▶ Exercise:
In the data below, find every line with the string "value" and pull it out.

Interface dataset entries:
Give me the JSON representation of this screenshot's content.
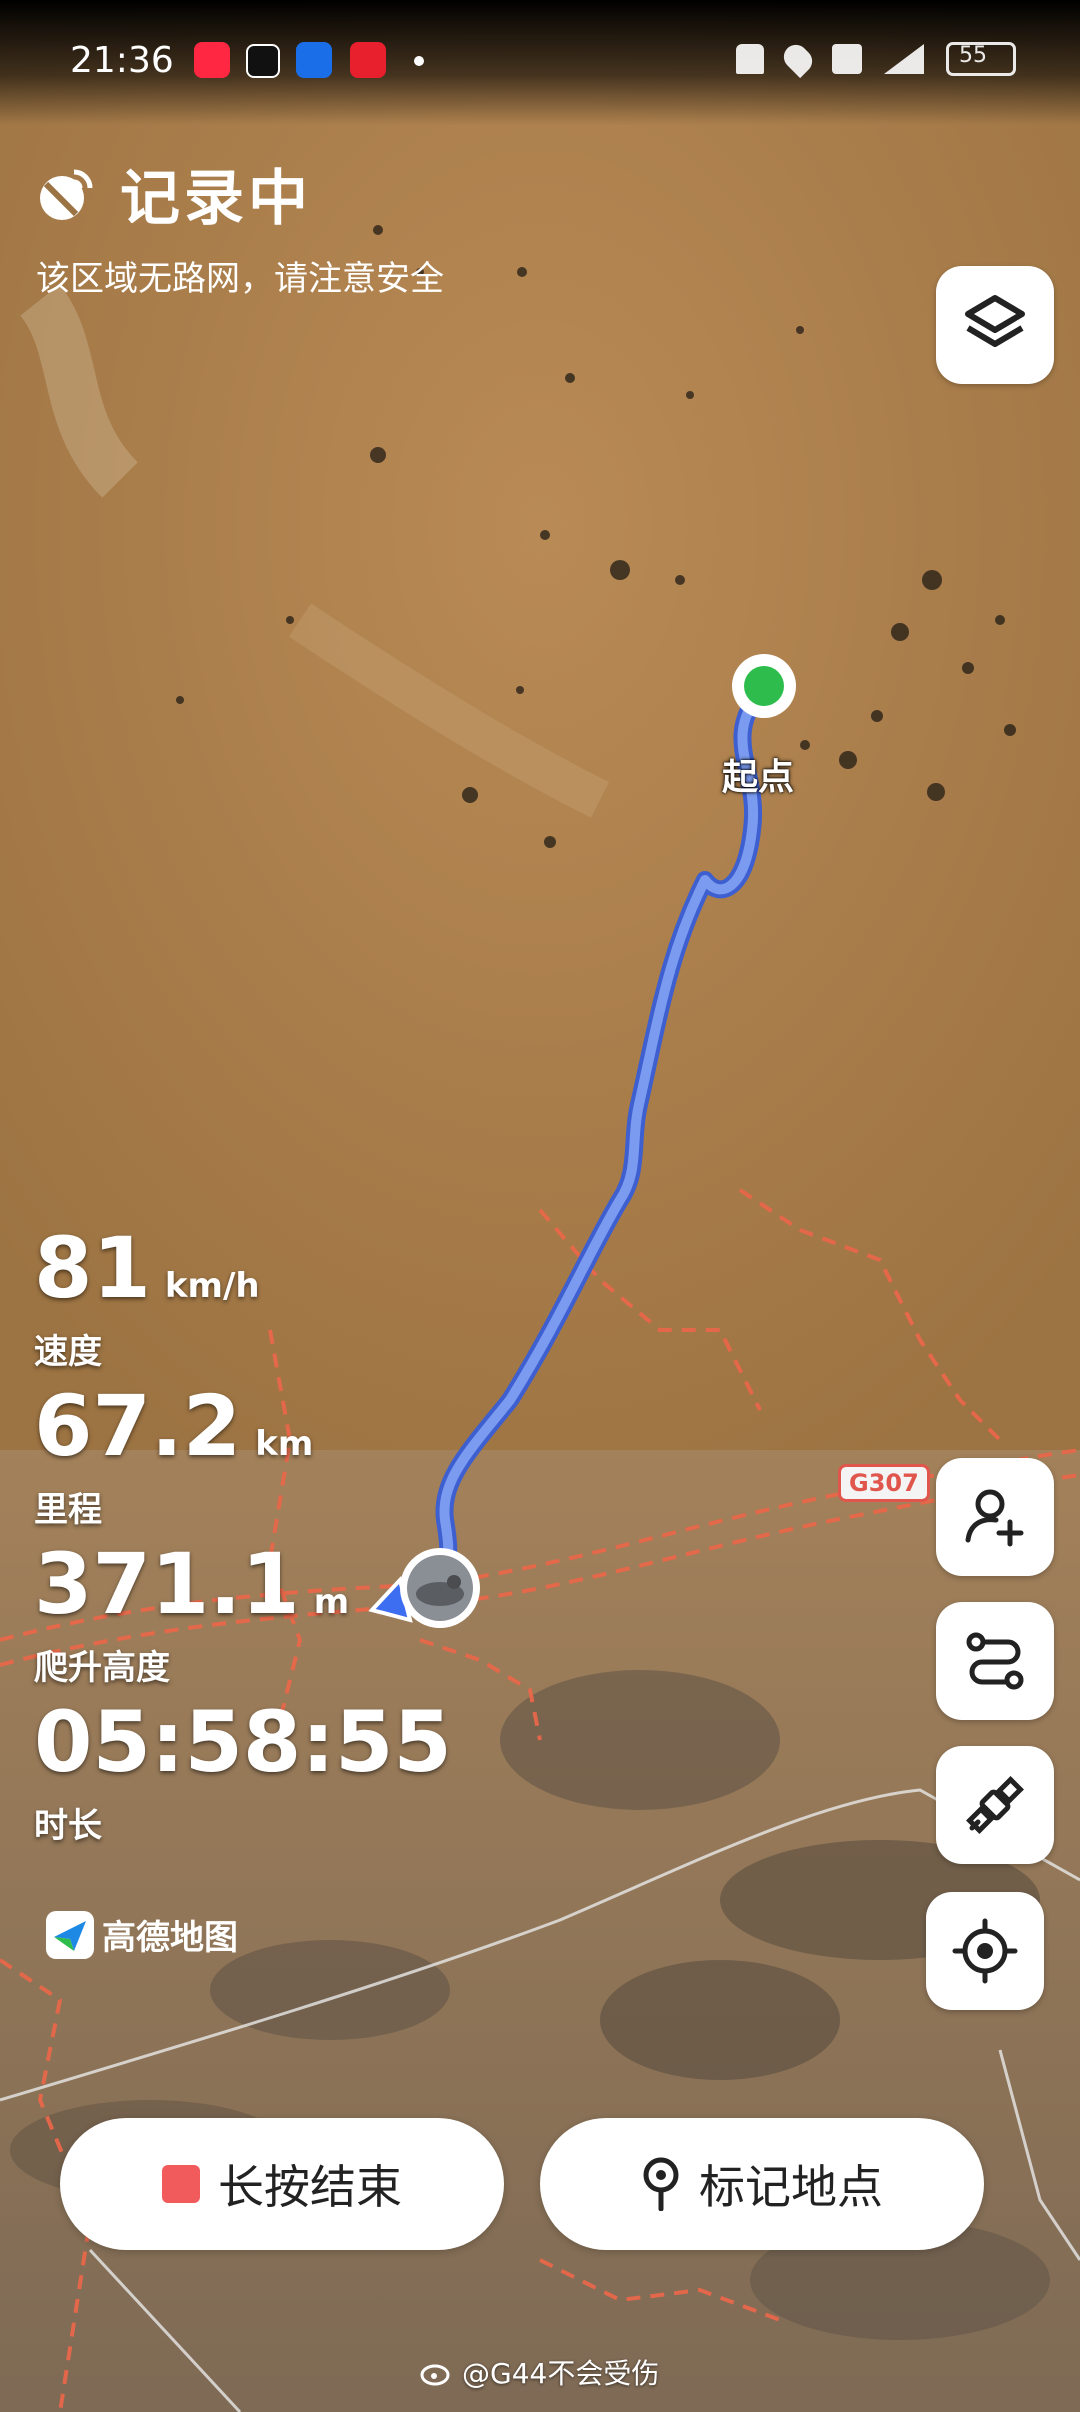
{
  "status_bar": {
    "time": "21:36",
    "battery": "55"
  },
  "recording": {
    "title": "记录中",
    "subtitle": "该区域无路网，请注意安全"
  },
  "map": {
    "start_label": "起点",
    "road_badge": "G307"
  },
  "stats": {
    "speed": {
      "value": "81",
      "unit": "km/h",
      "label": "速度"
    },
    "distance": {
      "value": "67.2",
      "unit": "km",
      "label": "里程"
    },
    "climb": {
      "value": "371.1",
      "unit": "m",
      "label": "爬升高度"
    },
    "duration": {
      "value": "05:58:55",
      "label": "时长"
    }
  },
  "logo": {
    "text": "高德地图"
  },
  "buttons": {
    "end": "长按结束",
    "mark": "标记地点"
  },
  "icons": {
    "layers": "layers-icon",
    "add_friend": "add-person-icon",
    "route": "route-icon",
    "satellite": "satellite-icon",
    "locate": "locate-icon"
  },
  "colors": {
    "track": "#6f8fe6",
    "start_dot": "#2ebd4c",
    "stop_square": "#f25b5b",
    "boundary": "#e8674a"
  },
  "watermark": "@G44不会受伤"
}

▶ Final answer:
      "value": "81",
      "value": "67.2",
      "value": "371.1",
      "value": "05:58:55",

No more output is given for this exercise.